**Problem description**
Count each line below that has the word "chevron" in it, and give only the total.

===== Data provided =====

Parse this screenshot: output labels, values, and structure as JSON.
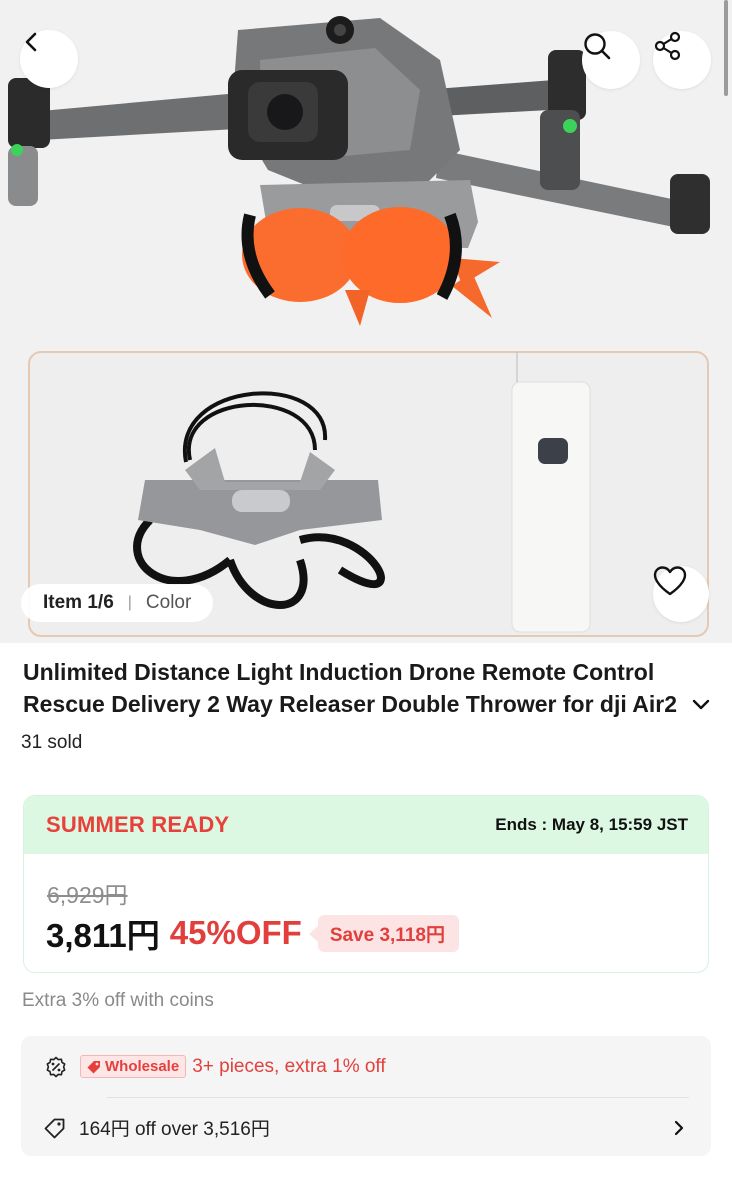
{
  "product": {
    "item_indicator": "Item 1/6",
    "variant_label": "Color",
    "title_line1": "Unlimited Distance Light Induction Drone Remote Control",
    "title_line2": "Rescue Delivery 2 Way Releaser Double Thrower for dji Air2",
    "sold": "31 sold"
  },
  "promo": {
    "name": "SUMMER READY",
    "ends": "Ends : May 8, 15:59 JST",
    "original_price": "6,929円",
    "current_price": "3,811円",
    "discount": "45%OFF",
    "save": "Save 3,118円",
    "accent_color": "#e23e3b",
    "banner_color": "#dcf8e3"
  },
  "coins_note": "Extra 3% off with coins",
  "offers": {
    "wholesale_tag": "Wholesale",
    "wholesale_text": "3+ pieces, extra 1% off",
    "coupon_text": "164円 off over 3,516円"
  },
  "icons": {
    "back": "chevron-left-icon",
    "search": "search-icon",
    "share": "share-icon",
    "favorite": "heart-icon",
    "expand": "chevron-down-icon",
    "wholesale": "discount-badge-icon",
    "coupon": "tag-icon",
    "more": "chevron-right-icon"
  }
}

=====

**Exercise response**
3